- The Center for EcoTechnology (CET), in partnership with BioCycle, recently released a toolkit providing guidelines and recommendations for how to add food scraps to yard trimmings composting sites. The publication aims to help municipalities determine whether their yard trimmings compost facilities are ready, or could be ready, to handle food waste as an additional stream.
- The toolkit provides practical steps for taking this approach, including a physical site assessment for operators and a decision-making tree for current yard trimmings management. The document contains a number of best practices for composting food waste, considerations for collection and hauling, and details on state regulatory requirements.
- One key takeaway is that yard trimming composting facilities need to remember that “food waste is an organic waste stream that does not degrade gracefully.” CET and BioCycle suggest introducing food waste slowly, before gradually increasing the quantity and types of food waste accepted at the facility.
Given that many state and local governments are trying to divert food waste from disposal to composting, the practical guidelines provided in this latest toolkit are timely. There is increasing demand for food waste processing infrastructure as a result of changing regulations, as well as market demand, and yard trimming facilities can often play a role.
Traditionally, municipalities have collected yard trimmings curbside during warmer months and sent that material to area composting sites. According to the U.S. EPA, yard trimmings comprise 13% of municipal solid waste nationally and the amount composted reached a record high of 27 million tons in 2017. Food scraps accounted for a higher portion of the waste stream, but are still being diverted in smaller quantities.
However, demand is increasing as more municipalities start to collect source-separated food scraps as an additional stream at residential and commercial locations. While siting new processing facilities may be time-consuming and costly, yard trimming composting is already common. According to BioCycle, over 4,700 composting facilities exist in the United States and 57% of these facilities solely manage yard trimmings.
Yet converting some of those operations to accept food may also lead to community pushback. The toolkit emphasizes the importance of neighbor management and the authors recommend facilities avoid trying to “fly under the radar.” Instead, they recommend preemptively and actively engaging neighbors as early as possible. To increase the success of a transition, the toolkit also recommends: acting immediately when loads arrive, having plenty of carbon-rich material on hand to mix in, and being vigilant about odors, leachate, and potential contaminants.
Another factor to consider (according to CET and BioCycle) is that accepting food scraps may also increase demands on two categories often among the highest costs for composting facilities: labor and fuel. The authors recommend ensuring tip fees are appropriately priced as a result. Pricing for finished compost may also need to rise, unless some operational costs can be offset by grant funding or subsidies.
Infrastructure is not the only barrier to advancing food waste composting. As consumer-facing collection programs emerge, many service providers frequently struggle with contamination from unwanted materials such as plastic packaging, plastic utensils, or metal.

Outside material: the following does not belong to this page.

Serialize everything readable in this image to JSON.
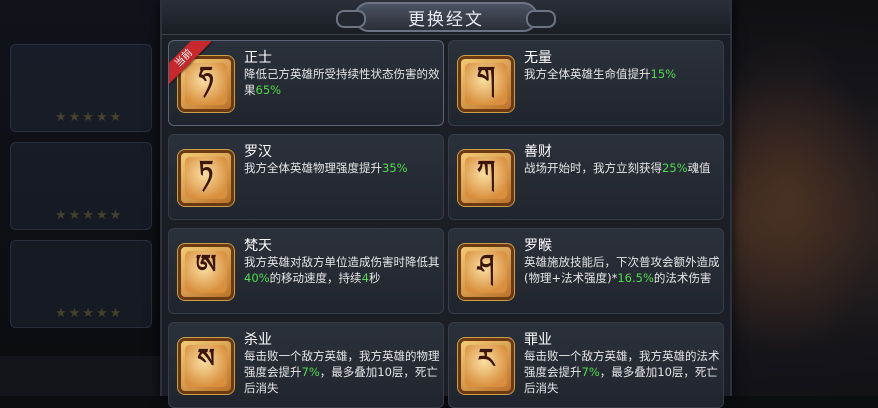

Pre-processing this material before composting can increase operational costs, but high levels of contamination can also be costly by reducing quality of the finished product. Minimizing contamination of the segregated food waste stream typically requires ongoing education, outreach, and cultural change.